The hostel has also let us start acclimating to a smaller space, since the room is basically a hallway width in front of bunk beds 😉

Gràcia

Gràcia is a neighborhood north of the city center. We explored it on our first full day out. It’s got a lot of the classic feel of Barcelona, without as much bustle and traffic as the city center.

A long walk through the neighborhood, and we could easily see ourselves living there. The number of parks around impressed us. In particular we relaxed in Parc de les Aigües. Not only did this have shade and multiple play structures for the kids, it also sported green parrots chattering wherever we went!

A green parrot in Parc de les Aigües

We stopped for food along the way, some basic cured meats. It was there Asher discovered he loves boquerones (anchovies) with vinegar. Really he just gobbles them down! He’s not keen on his pictures being public, but there’s a great video on Facebook if you want to befriend either of us.

As our first full day exploring, we overdid things significantly. The kids were done by about 3/4 of the way through the 5 miles (8 km) of trooping.

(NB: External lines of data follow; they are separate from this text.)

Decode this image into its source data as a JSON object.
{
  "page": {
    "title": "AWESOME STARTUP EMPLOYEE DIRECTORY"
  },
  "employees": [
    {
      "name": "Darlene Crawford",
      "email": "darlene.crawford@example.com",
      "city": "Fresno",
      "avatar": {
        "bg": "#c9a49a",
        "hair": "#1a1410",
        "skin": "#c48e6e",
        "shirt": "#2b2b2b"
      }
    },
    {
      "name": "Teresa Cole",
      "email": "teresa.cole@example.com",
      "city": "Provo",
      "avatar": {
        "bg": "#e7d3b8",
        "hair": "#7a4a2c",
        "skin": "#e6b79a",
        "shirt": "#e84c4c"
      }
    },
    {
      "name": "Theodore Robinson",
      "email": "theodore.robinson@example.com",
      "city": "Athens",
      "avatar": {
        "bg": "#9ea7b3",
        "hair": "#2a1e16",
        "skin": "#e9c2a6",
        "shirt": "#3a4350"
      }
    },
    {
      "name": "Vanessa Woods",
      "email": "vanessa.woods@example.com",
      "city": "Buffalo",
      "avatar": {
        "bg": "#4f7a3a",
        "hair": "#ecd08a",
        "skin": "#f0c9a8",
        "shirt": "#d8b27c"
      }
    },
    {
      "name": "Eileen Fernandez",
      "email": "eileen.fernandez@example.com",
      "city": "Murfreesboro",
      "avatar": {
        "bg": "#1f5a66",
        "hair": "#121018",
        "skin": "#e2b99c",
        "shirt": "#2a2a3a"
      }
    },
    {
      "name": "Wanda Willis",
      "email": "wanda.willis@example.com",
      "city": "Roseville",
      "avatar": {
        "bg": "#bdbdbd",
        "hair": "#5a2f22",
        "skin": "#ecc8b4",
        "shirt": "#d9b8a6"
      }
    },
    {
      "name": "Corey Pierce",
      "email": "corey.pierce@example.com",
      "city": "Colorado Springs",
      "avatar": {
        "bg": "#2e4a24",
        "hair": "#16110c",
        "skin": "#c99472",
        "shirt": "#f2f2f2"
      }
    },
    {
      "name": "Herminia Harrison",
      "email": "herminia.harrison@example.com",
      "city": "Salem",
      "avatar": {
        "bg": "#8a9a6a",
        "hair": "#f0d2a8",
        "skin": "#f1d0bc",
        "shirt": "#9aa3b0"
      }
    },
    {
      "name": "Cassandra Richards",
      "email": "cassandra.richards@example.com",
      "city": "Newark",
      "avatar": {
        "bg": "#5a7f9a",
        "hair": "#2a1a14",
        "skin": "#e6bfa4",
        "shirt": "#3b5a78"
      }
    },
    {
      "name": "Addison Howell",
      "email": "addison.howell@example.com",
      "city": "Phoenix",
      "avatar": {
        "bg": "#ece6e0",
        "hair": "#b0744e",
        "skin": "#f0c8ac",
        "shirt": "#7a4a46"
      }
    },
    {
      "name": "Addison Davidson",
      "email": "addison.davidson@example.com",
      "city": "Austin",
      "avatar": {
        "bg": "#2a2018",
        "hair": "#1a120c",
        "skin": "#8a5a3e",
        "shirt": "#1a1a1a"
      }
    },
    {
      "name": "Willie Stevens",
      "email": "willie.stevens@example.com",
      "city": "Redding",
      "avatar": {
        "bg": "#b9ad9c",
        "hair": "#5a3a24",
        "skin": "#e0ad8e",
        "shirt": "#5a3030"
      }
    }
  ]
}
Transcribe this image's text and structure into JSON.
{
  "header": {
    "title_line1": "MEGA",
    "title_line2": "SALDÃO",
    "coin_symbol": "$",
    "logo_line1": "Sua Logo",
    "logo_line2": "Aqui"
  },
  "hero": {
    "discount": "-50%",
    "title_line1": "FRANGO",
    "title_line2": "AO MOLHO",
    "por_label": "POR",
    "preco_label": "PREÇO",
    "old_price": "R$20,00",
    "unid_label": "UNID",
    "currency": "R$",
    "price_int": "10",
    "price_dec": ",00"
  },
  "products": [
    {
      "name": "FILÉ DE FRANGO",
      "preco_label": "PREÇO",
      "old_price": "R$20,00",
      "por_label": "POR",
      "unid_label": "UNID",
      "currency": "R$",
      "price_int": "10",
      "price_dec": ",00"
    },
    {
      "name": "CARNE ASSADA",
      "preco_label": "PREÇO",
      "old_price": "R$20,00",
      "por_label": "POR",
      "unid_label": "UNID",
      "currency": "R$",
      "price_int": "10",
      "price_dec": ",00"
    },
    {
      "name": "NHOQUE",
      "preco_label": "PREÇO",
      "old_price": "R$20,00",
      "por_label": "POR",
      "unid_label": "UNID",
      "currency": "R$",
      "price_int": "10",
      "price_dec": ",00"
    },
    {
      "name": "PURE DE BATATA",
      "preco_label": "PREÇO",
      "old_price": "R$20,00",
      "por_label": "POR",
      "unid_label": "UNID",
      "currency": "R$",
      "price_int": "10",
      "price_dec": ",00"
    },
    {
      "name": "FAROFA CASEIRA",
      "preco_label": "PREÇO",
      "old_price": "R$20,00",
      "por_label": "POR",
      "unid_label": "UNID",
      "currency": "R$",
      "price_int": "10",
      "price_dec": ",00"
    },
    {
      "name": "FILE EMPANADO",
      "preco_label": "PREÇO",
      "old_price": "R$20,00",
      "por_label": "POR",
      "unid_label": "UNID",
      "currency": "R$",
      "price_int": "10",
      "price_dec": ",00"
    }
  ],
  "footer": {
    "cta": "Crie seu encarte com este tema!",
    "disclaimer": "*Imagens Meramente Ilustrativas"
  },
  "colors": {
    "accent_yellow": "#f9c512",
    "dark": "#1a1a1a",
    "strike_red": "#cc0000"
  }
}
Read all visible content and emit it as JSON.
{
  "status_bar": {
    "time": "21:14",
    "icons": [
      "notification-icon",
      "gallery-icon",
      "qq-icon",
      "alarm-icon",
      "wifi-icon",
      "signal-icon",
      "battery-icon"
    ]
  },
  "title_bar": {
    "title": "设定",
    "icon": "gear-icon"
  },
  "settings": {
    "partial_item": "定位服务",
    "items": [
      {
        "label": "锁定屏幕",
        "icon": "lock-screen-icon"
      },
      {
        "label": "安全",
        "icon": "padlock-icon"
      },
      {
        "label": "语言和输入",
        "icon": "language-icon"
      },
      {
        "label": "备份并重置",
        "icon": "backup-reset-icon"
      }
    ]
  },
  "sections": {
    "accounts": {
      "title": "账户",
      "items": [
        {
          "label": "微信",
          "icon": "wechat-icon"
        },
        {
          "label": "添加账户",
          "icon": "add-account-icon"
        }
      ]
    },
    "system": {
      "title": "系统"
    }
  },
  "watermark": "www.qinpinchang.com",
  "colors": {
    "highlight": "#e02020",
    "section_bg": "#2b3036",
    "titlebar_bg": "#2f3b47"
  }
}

El Poblenou

The next neighborhood was El Poblenou, aka the new village. Further east of the city center, it’s out of comfortable walking distance of New Relic’s office in Eixample, but a quick Metro ride away. Learning our lesson from Gràcia, we planned out a much shorter walk.

Poblenou definitely maintains the feeling of a smaller village in the big city. We walked down the lovely Rambla del Poblenou, a calmer alternative to the larger Les Ramblas in central Barcelona. One flat we’d seen online was right on the ramble, and it was easy to imagine ourselves living there.

Cora en la Rambla

“That is hard work for me to hold it that long.”-Coraline

El Poblenou’s other big attraction is the beach. The Rambla runs right down to the Mediterranean sand, a mere 5-10 minute walk.

The kids absolutely loved the beach. The water was cool, but comfortable to play in for a long time. Such a change from the Oregon coast! It also afforded our first major sunburn of the trip.

Eixample

In the latter half of the week we dropped in at New Relic’s Barcelona office to say hello and check out the area right next door. Emerging from the Metro, Amber immediately ooh-and-aah’d at the surroundings. This was all the charm, architecture, and urban feel she’d been imagining in Barcelona.

This being our third neighborhood exploration, we tightened up the routine. Basically we were sold already, so we just visited DelaCrem, an exceptional gelato shop our friend Aitor had recommended (heartily agreed!) The only question with Eixample is whether finding the size and noise profile we want in the hub of the city.

“Ew, tourists”

Bussing from Eixample home proved a good plan. Although I find it less direct than the Metro, it helps the kids engage more seeing the city versus cruising through dark tunnels.

Three Neighborhoods, No Answers Yet

This week has yielded a better feel for our new city. All the neighborhoods we visited definitely met the criteria we’re looking for… now to visit some flats and actually find a place to live!

(Small administrative note… we’ve been using Marco Polo to keep up asyncrhonously with friends. If you’ve on there (or want to be!) send us a message. It’s like Snapchat for families and grown-ups)